| SUPPLIED MATERIAL |

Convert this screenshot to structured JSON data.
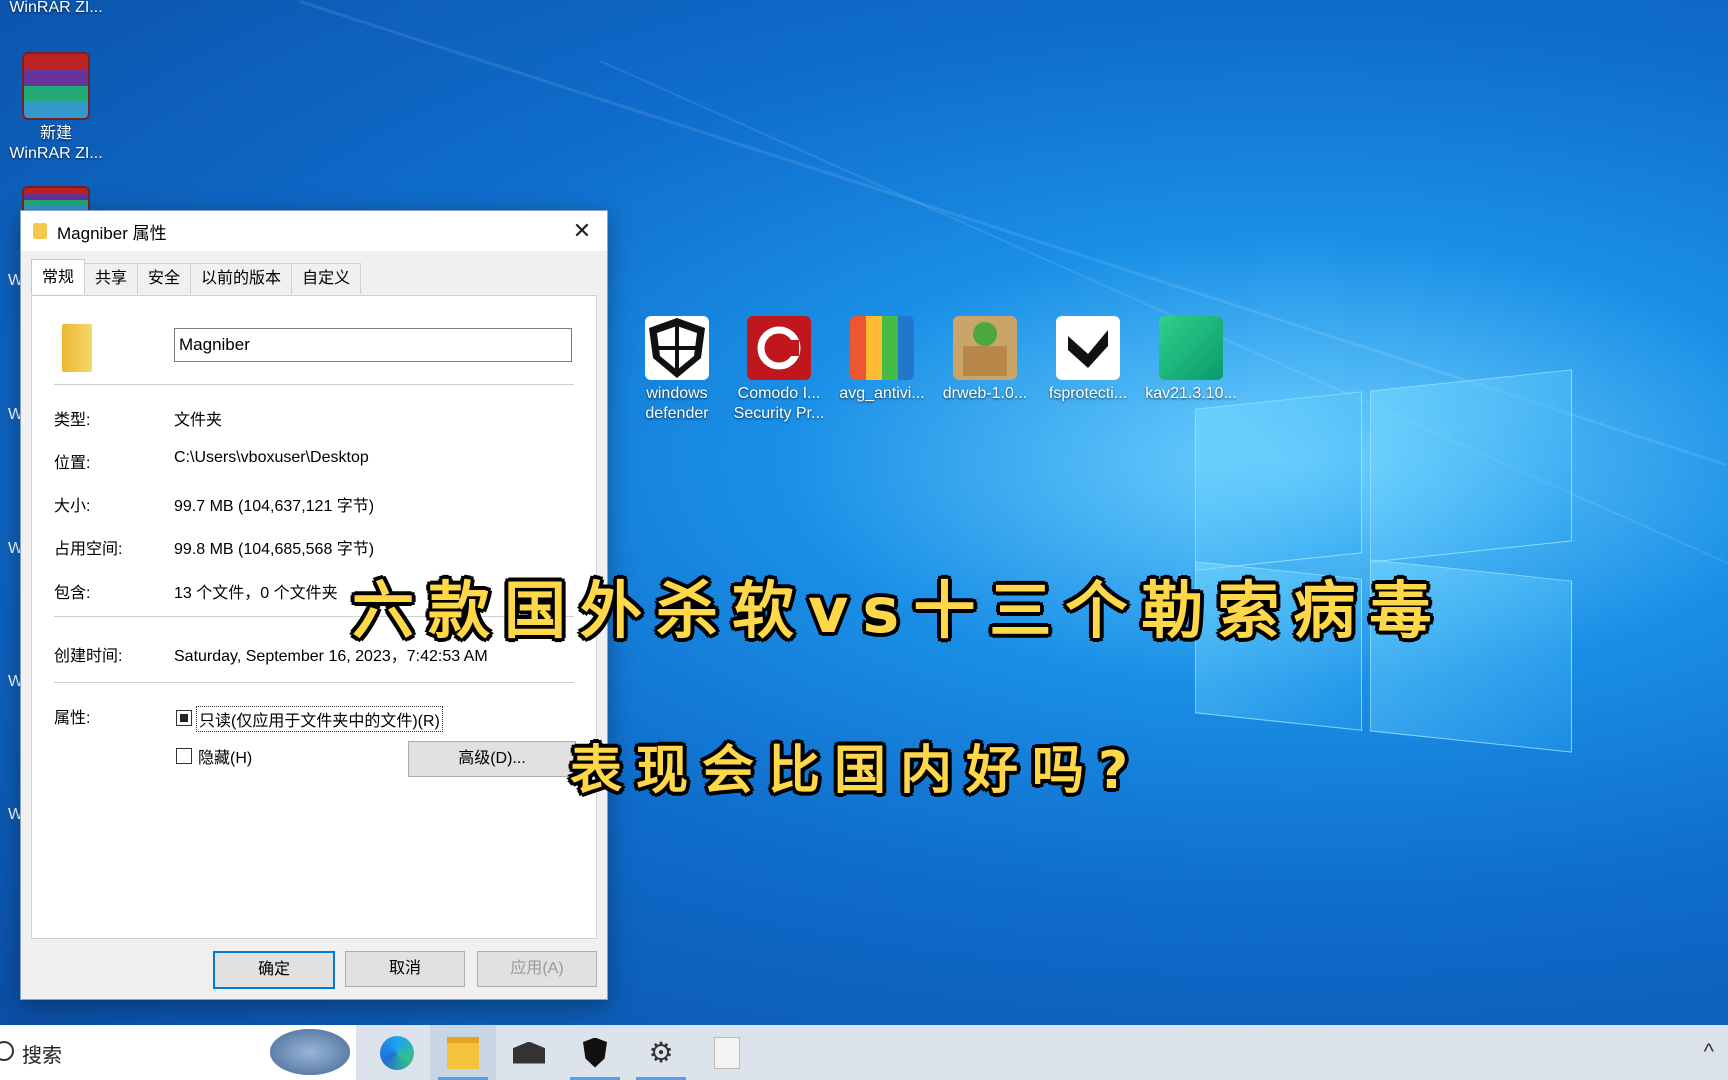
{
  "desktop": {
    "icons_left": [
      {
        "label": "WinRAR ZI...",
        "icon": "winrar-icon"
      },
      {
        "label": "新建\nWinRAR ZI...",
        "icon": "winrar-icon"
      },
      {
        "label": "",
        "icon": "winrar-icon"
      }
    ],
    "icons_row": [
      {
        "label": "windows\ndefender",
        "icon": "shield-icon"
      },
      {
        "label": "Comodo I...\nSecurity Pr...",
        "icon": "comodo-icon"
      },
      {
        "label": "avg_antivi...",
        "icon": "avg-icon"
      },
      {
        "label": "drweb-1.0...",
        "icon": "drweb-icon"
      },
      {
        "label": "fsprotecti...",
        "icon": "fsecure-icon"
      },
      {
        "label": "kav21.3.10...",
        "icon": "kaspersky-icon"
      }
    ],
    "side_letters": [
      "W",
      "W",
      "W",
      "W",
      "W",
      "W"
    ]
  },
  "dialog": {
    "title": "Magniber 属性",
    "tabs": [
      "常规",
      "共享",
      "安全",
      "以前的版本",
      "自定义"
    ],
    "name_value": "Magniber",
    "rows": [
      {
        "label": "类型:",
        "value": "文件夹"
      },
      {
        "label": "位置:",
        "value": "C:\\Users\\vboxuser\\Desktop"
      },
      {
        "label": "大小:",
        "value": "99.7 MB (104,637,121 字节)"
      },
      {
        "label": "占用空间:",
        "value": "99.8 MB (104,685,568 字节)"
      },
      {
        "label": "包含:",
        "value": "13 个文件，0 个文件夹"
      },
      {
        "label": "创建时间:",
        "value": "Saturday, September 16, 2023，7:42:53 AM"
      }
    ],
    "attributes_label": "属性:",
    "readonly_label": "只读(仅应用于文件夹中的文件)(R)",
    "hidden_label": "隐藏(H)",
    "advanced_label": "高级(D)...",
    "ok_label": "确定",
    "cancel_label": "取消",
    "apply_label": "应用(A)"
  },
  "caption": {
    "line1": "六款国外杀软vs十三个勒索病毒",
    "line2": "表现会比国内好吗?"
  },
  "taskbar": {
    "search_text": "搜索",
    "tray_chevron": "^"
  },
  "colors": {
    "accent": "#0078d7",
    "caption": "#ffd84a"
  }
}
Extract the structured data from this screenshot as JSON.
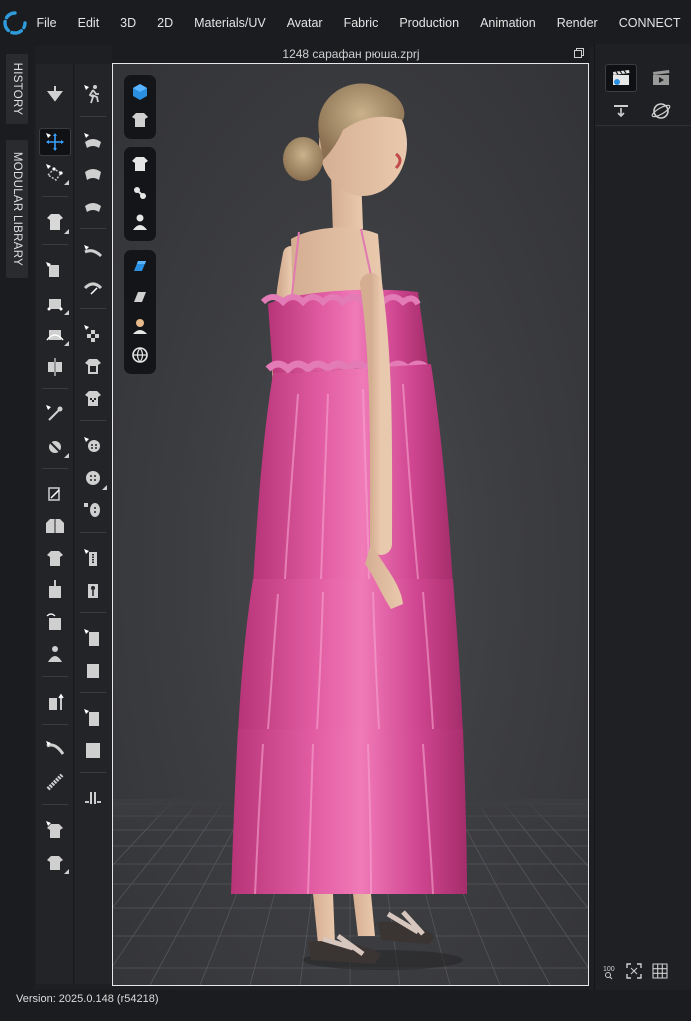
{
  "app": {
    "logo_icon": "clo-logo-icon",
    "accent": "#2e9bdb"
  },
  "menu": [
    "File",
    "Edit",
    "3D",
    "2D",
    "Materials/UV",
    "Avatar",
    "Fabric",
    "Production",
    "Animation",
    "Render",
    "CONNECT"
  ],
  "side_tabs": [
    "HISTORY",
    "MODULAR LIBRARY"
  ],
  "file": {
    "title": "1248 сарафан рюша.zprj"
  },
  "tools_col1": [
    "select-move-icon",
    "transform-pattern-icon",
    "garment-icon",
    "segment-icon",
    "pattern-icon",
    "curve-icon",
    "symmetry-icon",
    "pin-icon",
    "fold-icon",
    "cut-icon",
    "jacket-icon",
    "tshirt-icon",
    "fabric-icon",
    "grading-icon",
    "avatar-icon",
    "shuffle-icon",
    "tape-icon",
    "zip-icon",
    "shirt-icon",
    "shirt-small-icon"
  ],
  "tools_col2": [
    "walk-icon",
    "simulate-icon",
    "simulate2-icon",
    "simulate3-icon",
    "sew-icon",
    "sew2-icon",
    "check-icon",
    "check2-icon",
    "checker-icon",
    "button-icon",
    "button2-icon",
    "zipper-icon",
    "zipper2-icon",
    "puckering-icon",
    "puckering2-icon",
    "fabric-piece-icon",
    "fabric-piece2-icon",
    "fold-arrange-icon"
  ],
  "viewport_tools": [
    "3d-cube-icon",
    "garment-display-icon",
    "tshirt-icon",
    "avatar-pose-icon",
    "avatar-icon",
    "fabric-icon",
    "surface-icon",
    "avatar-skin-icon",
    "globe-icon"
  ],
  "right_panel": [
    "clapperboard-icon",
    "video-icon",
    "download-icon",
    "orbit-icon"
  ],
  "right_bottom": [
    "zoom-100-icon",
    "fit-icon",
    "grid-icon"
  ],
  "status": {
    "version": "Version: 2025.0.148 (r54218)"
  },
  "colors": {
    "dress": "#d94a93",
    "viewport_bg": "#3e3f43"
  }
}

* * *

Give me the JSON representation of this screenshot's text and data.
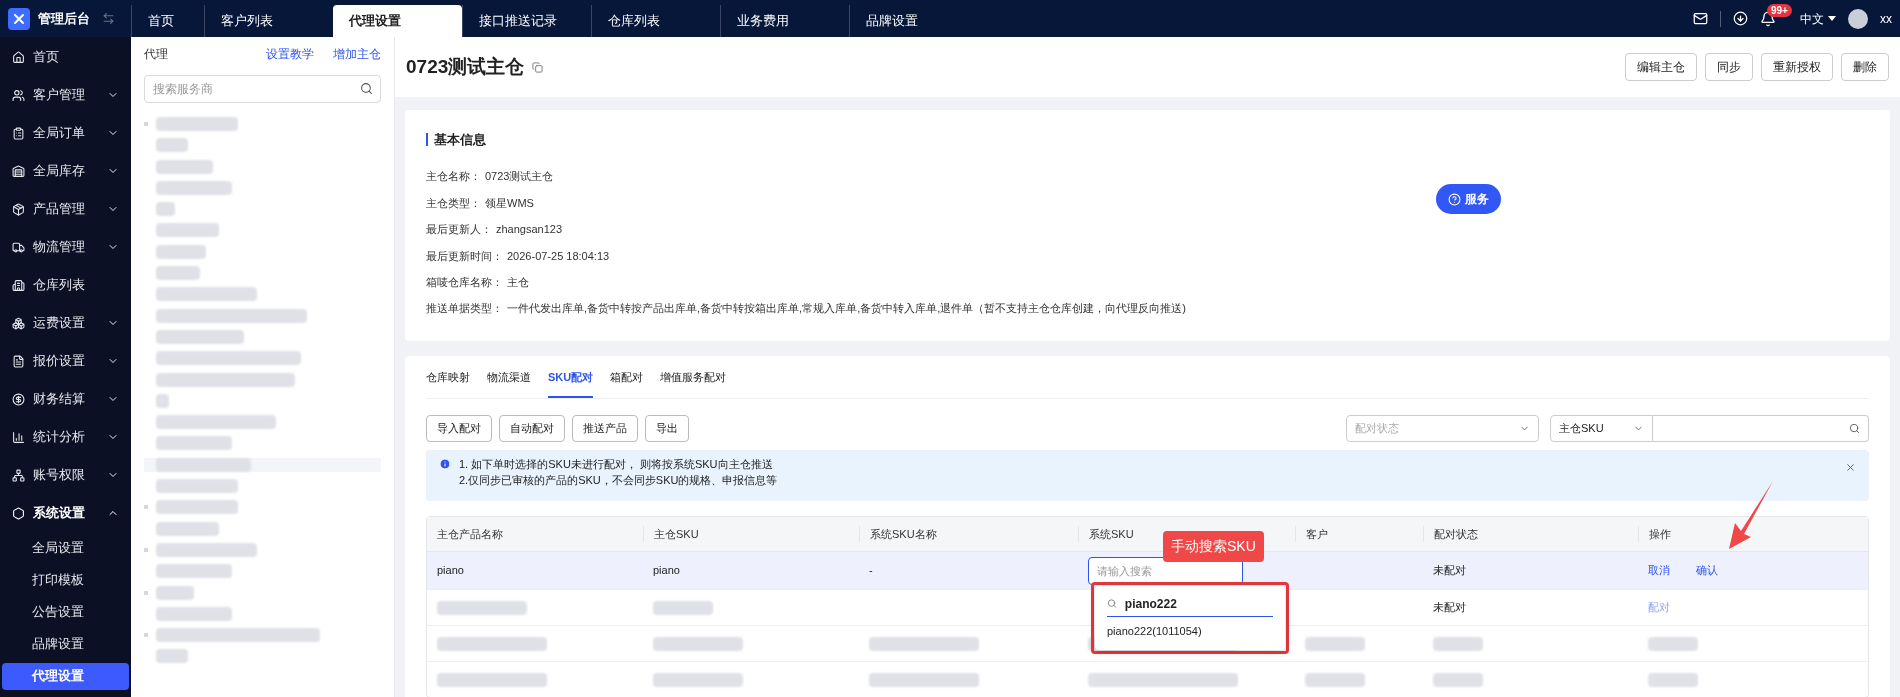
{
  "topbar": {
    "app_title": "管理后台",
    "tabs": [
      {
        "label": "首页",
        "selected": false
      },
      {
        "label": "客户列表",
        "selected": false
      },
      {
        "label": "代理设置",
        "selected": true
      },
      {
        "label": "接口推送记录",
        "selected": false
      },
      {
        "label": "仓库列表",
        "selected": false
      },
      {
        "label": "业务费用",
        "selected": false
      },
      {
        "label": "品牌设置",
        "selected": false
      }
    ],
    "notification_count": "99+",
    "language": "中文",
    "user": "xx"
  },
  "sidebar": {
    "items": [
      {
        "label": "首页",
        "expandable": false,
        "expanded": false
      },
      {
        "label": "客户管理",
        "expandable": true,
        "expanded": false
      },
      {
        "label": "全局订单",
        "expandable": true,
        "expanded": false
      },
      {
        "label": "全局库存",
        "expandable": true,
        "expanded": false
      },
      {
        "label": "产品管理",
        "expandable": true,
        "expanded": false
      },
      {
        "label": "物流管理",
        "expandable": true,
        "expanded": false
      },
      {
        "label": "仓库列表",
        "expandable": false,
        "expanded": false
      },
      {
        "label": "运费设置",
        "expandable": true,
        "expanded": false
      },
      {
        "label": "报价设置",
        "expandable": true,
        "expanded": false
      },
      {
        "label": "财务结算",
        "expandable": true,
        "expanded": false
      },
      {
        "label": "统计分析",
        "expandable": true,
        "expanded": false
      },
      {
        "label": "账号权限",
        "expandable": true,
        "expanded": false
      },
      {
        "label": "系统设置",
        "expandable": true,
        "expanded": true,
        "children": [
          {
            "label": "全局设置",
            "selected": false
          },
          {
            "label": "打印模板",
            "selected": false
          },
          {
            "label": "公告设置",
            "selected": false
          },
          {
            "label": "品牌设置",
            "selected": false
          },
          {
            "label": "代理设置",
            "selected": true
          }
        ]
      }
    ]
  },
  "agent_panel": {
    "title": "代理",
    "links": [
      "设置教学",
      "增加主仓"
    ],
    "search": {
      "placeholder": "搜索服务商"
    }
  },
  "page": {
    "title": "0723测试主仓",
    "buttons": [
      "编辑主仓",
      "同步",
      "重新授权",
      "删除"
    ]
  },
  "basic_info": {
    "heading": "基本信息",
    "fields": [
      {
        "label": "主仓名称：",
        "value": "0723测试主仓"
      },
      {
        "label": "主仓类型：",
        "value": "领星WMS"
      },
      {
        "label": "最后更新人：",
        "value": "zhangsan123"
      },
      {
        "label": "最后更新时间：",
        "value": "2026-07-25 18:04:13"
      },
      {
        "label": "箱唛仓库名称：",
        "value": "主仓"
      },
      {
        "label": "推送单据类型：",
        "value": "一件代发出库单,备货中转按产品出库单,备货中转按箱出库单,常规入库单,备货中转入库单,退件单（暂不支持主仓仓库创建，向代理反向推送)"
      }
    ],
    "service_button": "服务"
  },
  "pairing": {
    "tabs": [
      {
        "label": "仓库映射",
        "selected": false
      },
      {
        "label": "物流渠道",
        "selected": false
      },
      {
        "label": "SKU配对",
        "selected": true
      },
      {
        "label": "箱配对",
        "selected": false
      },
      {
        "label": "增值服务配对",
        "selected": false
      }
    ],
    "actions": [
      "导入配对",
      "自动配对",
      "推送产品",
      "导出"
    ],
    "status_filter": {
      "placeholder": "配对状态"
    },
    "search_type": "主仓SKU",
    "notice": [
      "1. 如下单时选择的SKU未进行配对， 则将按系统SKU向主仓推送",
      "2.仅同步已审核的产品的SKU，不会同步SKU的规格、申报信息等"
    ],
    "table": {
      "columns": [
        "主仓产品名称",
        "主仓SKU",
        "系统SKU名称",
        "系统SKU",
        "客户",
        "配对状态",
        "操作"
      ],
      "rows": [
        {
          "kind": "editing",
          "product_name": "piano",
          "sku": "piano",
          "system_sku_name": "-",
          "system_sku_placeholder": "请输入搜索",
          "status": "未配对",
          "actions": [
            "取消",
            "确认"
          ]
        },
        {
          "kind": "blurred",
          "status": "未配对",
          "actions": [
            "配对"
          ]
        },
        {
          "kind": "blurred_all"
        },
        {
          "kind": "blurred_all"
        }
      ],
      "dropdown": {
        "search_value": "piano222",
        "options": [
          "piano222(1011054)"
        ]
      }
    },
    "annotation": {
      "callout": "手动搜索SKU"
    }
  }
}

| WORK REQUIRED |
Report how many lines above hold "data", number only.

| OUTPUT |
3